# WORK TO BE COMPLETED
All entries, exactly as written, should be output again.

Segment Start: PROVIDED DATA

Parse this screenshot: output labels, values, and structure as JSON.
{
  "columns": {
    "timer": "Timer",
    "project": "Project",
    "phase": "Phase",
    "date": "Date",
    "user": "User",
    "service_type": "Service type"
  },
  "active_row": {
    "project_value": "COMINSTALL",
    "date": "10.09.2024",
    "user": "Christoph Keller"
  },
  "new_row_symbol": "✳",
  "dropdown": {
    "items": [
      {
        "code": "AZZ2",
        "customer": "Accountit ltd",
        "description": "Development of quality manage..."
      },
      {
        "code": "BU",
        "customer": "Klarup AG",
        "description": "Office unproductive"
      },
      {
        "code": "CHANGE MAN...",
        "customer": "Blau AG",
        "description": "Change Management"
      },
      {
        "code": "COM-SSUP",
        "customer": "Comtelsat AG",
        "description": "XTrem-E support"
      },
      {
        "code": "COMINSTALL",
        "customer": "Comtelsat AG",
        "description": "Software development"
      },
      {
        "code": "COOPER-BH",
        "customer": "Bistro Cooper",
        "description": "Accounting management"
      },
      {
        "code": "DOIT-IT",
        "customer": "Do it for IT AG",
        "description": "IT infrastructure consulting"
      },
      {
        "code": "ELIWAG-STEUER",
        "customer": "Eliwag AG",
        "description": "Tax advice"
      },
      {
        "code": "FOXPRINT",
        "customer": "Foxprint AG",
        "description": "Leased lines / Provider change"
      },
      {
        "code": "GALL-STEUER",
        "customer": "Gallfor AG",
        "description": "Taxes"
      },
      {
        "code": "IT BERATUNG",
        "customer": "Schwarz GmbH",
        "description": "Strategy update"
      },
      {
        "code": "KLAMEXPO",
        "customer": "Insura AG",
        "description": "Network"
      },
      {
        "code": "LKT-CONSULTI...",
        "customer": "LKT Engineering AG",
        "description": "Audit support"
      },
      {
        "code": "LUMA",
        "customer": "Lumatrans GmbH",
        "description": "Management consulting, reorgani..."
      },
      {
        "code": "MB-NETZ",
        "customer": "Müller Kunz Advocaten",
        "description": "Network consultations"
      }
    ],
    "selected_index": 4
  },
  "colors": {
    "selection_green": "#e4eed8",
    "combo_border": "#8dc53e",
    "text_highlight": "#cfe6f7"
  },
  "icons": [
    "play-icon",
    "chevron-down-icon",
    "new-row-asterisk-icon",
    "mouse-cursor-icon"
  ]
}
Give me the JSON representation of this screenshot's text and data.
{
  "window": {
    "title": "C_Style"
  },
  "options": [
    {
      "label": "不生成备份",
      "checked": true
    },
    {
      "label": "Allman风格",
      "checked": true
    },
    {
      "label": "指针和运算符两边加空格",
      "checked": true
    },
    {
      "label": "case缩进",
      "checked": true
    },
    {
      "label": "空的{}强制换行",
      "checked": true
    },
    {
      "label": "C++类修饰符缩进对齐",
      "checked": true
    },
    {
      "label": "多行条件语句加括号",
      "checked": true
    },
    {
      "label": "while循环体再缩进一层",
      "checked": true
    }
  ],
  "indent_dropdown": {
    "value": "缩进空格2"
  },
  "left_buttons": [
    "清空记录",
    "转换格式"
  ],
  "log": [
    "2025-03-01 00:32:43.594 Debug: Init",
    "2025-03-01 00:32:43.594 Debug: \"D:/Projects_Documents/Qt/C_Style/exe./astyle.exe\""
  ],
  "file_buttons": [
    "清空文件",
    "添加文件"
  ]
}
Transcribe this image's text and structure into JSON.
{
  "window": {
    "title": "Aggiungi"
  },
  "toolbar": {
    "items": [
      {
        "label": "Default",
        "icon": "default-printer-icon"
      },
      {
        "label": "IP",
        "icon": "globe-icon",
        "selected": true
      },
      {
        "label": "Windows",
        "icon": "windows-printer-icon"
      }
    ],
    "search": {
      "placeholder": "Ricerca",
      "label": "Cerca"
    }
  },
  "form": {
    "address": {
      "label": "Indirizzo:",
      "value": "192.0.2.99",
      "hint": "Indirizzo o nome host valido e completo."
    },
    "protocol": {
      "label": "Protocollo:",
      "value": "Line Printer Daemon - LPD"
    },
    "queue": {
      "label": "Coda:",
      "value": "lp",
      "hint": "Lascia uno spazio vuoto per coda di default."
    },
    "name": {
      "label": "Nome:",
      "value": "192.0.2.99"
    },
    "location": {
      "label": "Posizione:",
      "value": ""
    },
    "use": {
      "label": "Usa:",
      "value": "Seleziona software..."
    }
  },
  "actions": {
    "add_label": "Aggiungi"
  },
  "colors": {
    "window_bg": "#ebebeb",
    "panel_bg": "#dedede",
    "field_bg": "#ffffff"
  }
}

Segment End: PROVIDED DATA

# PROBLEM SOLUTION
Parse this screenshot: output labels, values, and structure as JSON.
{
  "columns": {
    "timer": "Timer",
    "project": "Project",
    "phase": "Phase",
    "date": "Date",
    "user": "User",
    "service_type": "Service type"
  },
  "active_row": {
    "project_value": "COMINSTALL",
    "date": "10.09.2024",
    "user": "Christoph Keller"
  },
  "new_row_symbol": "✳",
  "dropdown": {
    "items": [
      {
        "code": "AZZ2",
        "customer": "Accountit ltd",
        "description": "Development of quality manage..."
      },
      {
        "code": "BU",
        "customer": "Klarup AG",
        "description": "Office unproductive"
      },
      {
        "code": "CHANGE MAN...",
        "customer": "Blau AG",
        "description": "Change Management"
      },
      {
        "code": "COM-SSUP",
        "customer": "Comtelsat AG",
        "description": "XTrem-E support"
      },
      {
        "code": "COMINSTALL",
        "customer": "Comtelsat AG",
        "description": "Software development"
      },
      {
        "code": "COOPER-BH",
        "customer": "Bistro Cooper",
        "description": "Accounting management"
      },
      {
        "code": "DOIT-IT",
        "customer": "Do it for IT AG",
        "description": "IT infrastructure consulting"
      },
      {
        "code": "ELIWAG-STEUER",
        "customer": "Eliwag AG",
        "description": "Tax advice"
      },
      {
        "code": "FOXPRINT",
        "customer": "Foxprint AG",
        "description": "Leased lines / Provider change"
      },
      {
        "code": "GALL-STEUER",
        "customer": "Gallfor AG",
        "description": "Taxes"
      },
      {
        "code": "IT BERATUNG",
        "customer": "Schwarz GmbH",
        "description": "Strategy update"
      },
      {
        "code": "KLAMEXPO",
        "customer": "Insura AG",
        "description": "Network"
      },
      {
        "code": "LKT-CONSULTI...",
        "customer": "LKT Engineering AG",
        "description": "Audit support"
      },
      {
        "code": "LUMA",
        "customer": "Lumatrans GmbH",
        "description": "Management consulting, reorgani..."
      },
      {
        "code": "MB-NETZ",
        "customer": "Müller Kunz Advocaten",
        "description": "Network consultations"
      }
    ],
    "selected_index": 4
  },
  "colors": {
    "selection_green": "#e4eed8",
    "combo_border": "#8dc53e",
    "text_highlight": "#cfe6f7"
  },
  "icons": [
    "play-icon",
    "chevron-down-icon",
    "new-row-asterisk-icon",
    "mouse-cursor-icon"
  ]
}
Give me the JSON representation of this screenshot's text and data.
{
  "window": {
    "title": "C_Style"
  },
  "options": [
    {
      "label": "不生成备份",
      "checked": true
    },
    {
      "label": "Allman风格",
      "checked": true
    },
    {
      "label": "指针和运算符两边加空格",
      "checked": true
    },
    {
      "label": "case缩进",
      "checked": true
    },
    {
      "label": "空的{}强制换行",
      "checked": true
    },
    {
      "label": "C++类修饰符缩进对齐",
      "checked": true
    },
    {
      "label": "多行条件语句加括号",
      "checked": true
    },
    {
      "label": "while循环体再缩进一层",
      "checked": true
    }
  ],
  "indent_dropdown": {
    "value": "缩进空格2"
  },
  "left_buttons": [
    "清空记录",
    "转换格式"
  ],
  "log": [
    "2025-03-01 00:32:43.594 Debug: Init",
    "2025-03-01 00:32:43.594 Debug: \"D:/Projects_Documents/Qt/C_Style/exe./astyle.exe\""
  ],
  "file_buttons": [
    "清空文件",
    "添加文件"
  ]
}
Transcribe this image's text and structure into JSON.
{
  "window": {
    "title": "Aggiungi"
  },
  "toolbar": {
    "items": [
      {
        "label": "Default",
        "icon": "default-printer-icon"
      },
      {
        "label": "IP",
        "icon": "globe-icon",
        "selected": true
      },
      {
        "label": "Windows",
        "icon": "windows-printer-icon"
      }
    ],
    "search": {
      "placeholder": "Ricerca",
      "label": "Cerca"
    }
  },
  "form": {
    "address": {
      "label": "Indirizzo:",
      "value": "192.0.2.99",
      "hint": "Indirizzo o nome host valido e completo."
    },
    "protocol": {
      "label": "Protocollo:",
      "value": "Line Printer Daemon - LPD"
    },
    "queue": {
      "label": "Coda:",
      "value": "lp",
      "hint": "Lascia uno spazio vuoto per coda di default."
    },
    "name": {
      "label": "Nome:",
      "value": "192.0.2.99"
    },
    "location": {
      "label": "Posizione:",
      "value": ""
    },
    "use": {
      "label": "Usa:",
      "value": "Seleziona software..."
    }
  },
  "actions": {
    "add_label": "Aggiungi"
  },
  "colors": {
    "window_bg": "#ebebeb",
    "panel_bg": "#dedede",
    "field_bg": "#ffffff"
  }
}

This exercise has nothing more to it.